I will just combine this weekend's two CX races into one report.
Drove down to NJ Friday night, hit tons of traffic. Still had an 1h15m-ish drive to Bridgeton for Beacon Cross on Saturday morning.
Put it quickly: I did not have the right clothing. I was certain that all my winter bike/run gear was home, but evidently it was not. I was able to borrow some midweight stuff from my parents and dress in layers, but it still didn't do the job. I knew this even as I was taking the bike off the car rack. I rode a lap of the course to warm up. Between my 0 experience this season and kinda late registration, I started probably 3/4 of the way to the back of the field. When the race started, I lost quite a bit of ground to people because I'm a silly triathlete who can't sprint. Over time I grabbed some of them back over time. It was crazy muddy/sandy/wet, sometimes 6-inch deep puddles. I noticed on lap two that I thought I had a flat, but I just decided to wing it and go for it. I knew my wheel was slightly out of true from riding a flat earlier in the week, so I was planning on going to Bicycle-Pro that afternoon as it was. By the end of the race I had no control. My rear brakes were non-existent, the wheel wasn't tracking for anything, and my front brakes had even begun to loosen with all the sand. I finished somewhere middle of the pack, then as I slowed down, I realized just how badly I'd messed up my wheel. None of the spokes had any tension whatsoever. I brought it to the shop that afternoon and they informed me that it could be rebuilt, but basically not worth it....so new wheels it was.
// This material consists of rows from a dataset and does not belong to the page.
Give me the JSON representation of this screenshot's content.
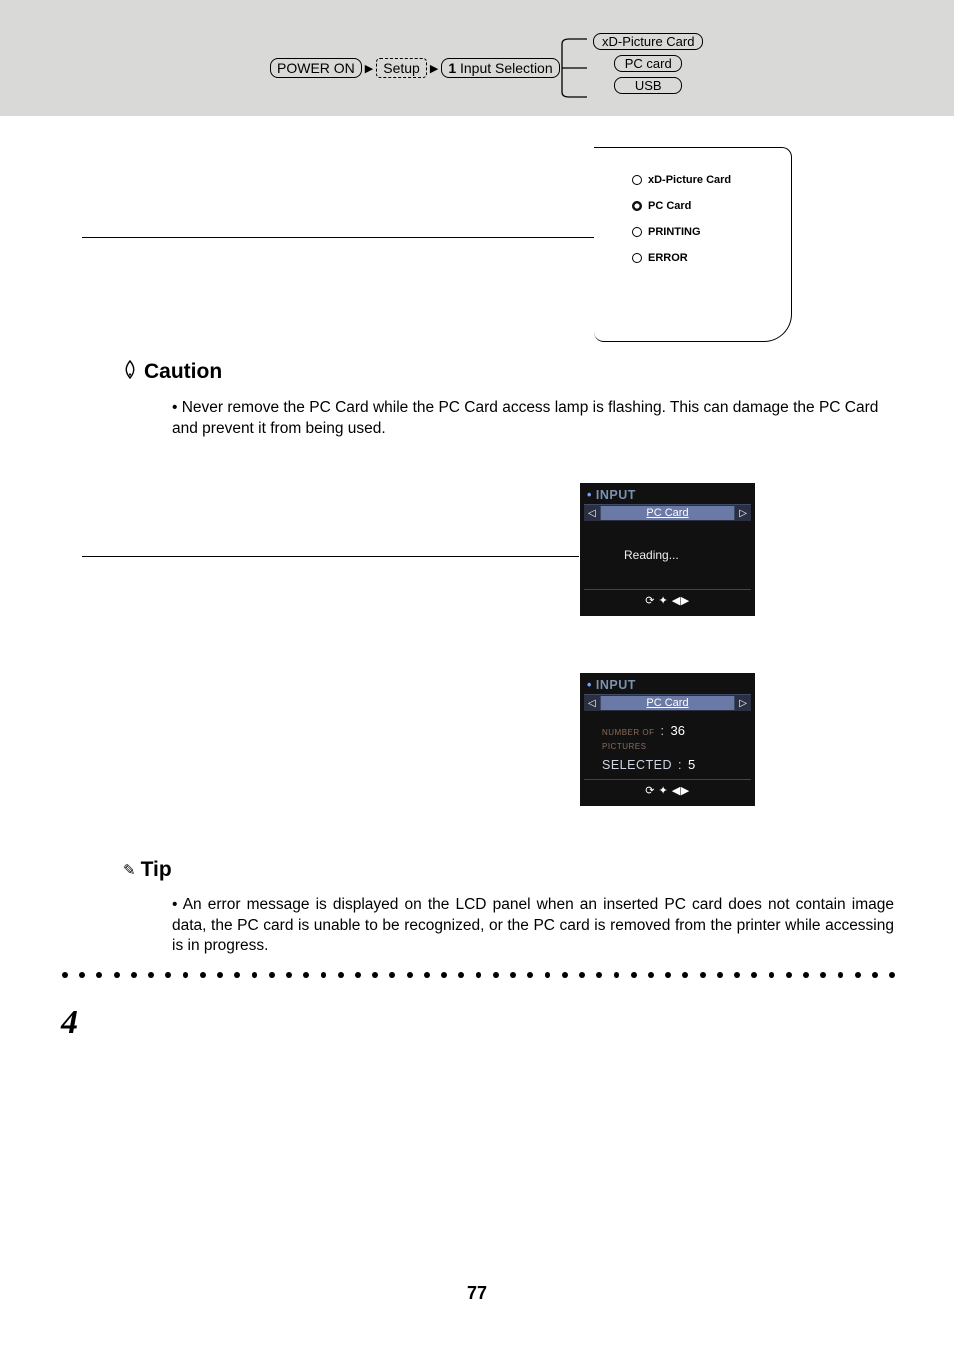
{
  "breadcrumb": {
    "power": "POWER ON",
    "setup": "Setup",
    "input_num": "1",
    "input_label": "Input Selection",
    "options": [
      "xD-Picture Card",
      "PC card",
      "USB"
    ]
  },
  "led_panel": {
    "items": [
      {
        "label": "xD-Picture Card",
        "active": false
      },
      {
        "label": "PC Card",
        "active": true
      },
      {
        "label": "PRINTING",
        "active": false
      },
      {
        "label": "ERROR",
        "active": false
      }
    ]
  },
  "caution": {
    "heading": "Caution",
    "text": "Never remove the PC Card while the PC Card access lamp is flashing.  This can damage the PC Card and prevent it from being used."
  },
  "lcd_a": {
    "title": "INPUT",
    "tab": "PC Card",
    "body": "Reading...",
    "footer_glyphs": "⟳ ✦ ◀▶"
  },
  "lcd_b": {
    "title": "INPUT",
    "tab": "PC Card",
    "rows": [
      {
        "label_line1": "NUMBER OF",
        "label_line2": "PICTURES",
        "sep": ":",
        "value": "36"
      },
      {
        "label_line1": "SELECTED",
        "label_line2": "",
        "sep": ":",
        "value": "5"
      }
    ],
    "footer_glyphs": "⟳ ✦ ◀▶"
  },
  "tip": {
    "heading": "Tip",
    "text": "An error message is displayed on the LCD panel when an inserted PC card does not contain image data, the PC card is unable to be recognized, or the PC card is removed from the printer while accessing is in progress."
  },
  "step_number": "4",
  "page_number": "77"
}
GPS/HR file from Beacon
Sunday (today) I drove up to Jamesburg for Highland Park Cyclocross, aka HPCX. "Octsnowber," as some have called it, left a few inches of snow all on the mostly-grass course. I was terrified pulling up to the lot. Got out and tried to ride a lap to warm up, but started to run out of time, so I didn't end up riding the starting stretch at all. I started about 2/3 of the way back again, but the sprint from the start wasn't that crazy, perhaps because there was ice everywhere. One pile up happened about 20m in, but I was on the other side of the pack. We hit the first patch of grass/snow/mud up a hill, and that's when I started to make my move. It was probably a 100m run. The rest of the course was kind of like riding singletrack, because there was usually only one or two good lines to ride. Every now and then the snow or mud would be too much and an ordinary, flat, straight section would become a run....perfect for a triathlete. I worked my way up through the field, and I didn't realize that I was in the lead group. I figured there was another bunch wayyyy up ahead to where I couldn't see. Eventually I started to figure out that I must have been in front the way people were actually yelling to me "5 seconds back" and the like. I never actually took the lead, I just sat on the eventual winner for quite some time. Every now and again somebody would come up and get me, but I'd get them back at one point or another. At one point we went through the finish and the card said 2 laps to go, but spectators (including certain spectators of mine) immediately started yelling "last lap," which confused one of the guys behind me to the point where he absolutely blitzed the lap, falling down on a hairpin turn, then still catching up to me to sprint what he thought was the finish. I think that left him dead for the real last lap, where I just tried to focus on running fast when it was a run, and otherwise keeping the rubber side down. Came in for second place in the men's cat 4 race. Definitely couldn't have done it without the help of Bicycle-Pro though...I wouldn't have had wheels to ride on if it weren't for them!
HPCX Men's C race (ignore the last little data point; watch got turned on briefly at home)